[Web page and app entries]

Segment Open

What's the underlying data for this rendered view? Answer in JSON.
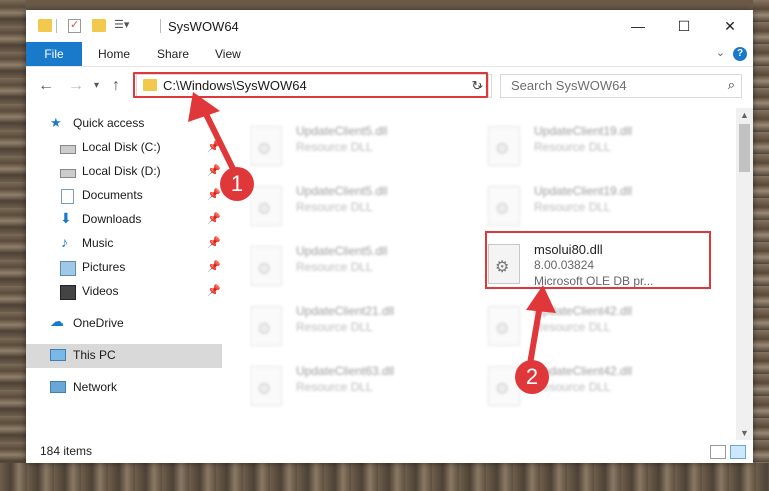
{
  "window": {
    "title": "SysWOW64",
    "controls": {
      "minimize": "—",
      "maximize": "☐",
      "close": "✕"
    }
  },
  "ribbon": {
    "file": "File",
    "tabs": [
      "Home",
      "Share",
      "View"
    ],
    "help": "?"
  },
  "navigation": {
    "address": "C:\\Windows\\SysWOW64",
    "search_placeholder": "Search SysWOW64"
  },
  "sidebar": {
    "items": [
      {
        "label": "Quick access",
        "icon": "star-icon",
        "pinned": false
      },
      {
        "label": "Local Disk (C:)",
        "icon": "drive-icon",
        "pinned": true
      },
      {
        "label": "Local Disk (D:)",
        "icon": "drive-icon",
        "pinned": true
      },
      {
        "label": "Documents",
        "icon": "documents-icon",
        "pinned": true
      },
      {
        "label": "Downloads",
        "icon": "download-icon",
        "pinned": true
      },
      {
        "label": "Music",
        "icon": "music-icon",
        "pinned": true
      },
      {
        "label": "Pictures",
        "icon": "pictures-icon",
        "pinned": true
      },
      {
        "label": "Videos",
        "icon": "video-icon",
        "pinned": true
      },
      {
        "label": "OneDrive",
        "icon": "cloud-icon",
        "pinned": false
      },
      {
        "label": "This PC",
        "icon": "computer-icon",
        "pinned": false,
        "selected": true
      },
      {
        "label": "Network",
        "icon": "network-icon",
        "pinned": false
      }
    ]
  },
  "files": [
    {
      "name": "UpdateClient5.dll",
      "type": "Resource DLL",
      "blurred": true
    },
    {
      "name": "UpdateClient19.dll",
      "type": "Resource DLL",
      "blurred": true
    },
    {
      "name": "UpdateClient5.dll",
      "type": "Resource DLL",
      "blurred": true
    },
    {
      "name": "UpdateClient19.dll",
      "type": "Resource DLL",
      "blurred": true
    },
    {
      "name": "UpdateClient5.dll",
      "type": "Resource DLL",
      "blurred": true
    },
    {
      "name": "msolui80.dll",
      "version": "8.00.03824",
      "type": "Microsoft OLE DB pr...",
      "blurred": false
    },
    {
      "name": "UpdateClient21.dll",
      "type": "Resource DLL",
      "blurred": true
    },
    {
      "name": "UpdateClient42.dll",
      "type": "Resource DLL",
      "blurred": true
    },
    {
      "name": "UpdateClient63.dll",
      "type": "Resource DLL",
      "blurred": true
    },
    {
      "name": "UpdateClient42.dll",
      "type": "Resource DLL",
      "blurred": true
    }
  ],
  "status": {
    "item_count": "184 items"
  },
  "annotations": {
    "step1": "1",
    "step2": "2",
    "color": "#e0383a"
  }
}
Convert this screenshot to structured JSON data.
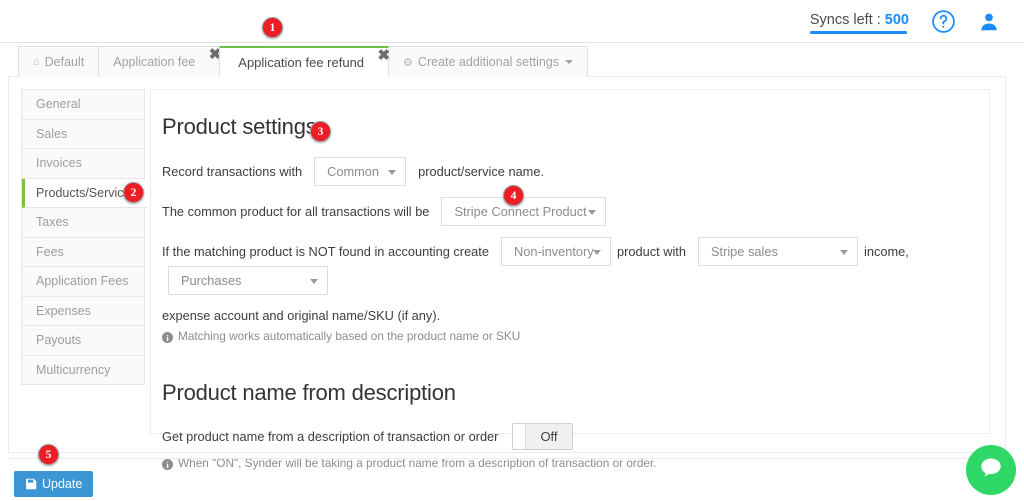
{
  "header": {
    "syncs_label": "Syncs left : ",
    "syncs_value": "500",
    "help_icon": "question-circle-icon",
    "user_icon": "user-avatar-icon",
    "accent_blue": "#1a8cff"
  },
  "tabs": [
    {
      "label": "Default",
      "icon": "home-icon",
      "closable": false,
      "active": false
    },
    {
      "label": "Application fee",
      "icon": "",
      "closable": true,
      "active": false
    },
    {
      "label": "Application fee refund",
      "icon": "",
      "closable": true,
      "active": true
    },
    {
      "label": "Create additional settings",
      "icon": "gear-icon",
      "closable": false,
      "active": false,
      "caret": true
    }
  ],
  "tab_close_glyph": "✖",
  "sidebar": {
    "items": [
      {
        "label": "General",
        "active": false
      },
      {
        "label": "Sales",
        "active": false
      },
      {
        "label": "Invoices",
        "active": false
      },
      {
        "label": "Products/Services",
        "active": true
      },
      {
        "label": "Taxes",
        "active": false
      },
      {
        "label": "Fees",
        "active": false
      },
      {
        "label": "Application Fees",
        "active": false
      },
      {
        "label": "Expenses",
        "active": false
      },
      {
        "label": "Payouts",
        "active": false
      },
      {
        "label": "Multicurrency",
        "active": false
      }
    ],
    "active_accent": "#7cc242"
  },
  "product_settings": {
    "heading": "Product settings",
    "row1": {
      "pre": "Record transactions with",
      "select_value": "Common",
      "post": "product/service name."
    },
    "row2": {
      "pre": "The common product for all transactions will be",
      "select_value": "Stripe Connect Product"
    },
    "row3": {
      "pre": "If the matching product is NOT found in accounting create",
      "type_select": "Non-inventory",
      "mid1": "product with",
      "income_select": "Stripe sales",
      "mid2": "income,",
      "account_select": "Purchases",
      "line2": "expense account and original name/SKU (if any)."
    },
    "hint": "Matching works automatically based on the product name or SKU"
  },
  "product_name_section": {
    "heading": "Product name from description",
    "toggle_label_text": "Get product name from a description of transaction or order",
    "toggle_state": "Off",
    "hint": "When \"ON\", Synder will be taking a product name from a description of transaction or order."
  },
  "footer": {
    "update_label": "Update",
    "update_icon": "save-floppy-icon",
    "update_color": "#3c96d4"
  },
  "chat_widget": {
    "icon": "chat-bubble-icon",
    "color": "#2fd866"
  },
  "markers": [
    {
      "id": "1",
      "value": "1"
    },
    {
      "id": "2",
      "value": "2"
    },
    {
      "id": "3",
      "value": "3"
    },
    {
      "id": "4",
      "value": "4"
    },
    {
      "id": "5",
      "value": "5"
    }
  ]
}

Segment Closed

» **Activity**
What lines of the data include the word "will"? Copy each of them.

» **Solution to the problem**
      "pre": "The common product for all transactions will be",
    "hint": "When \"ON\", Synder will be taking a product name from a description of transaction or order."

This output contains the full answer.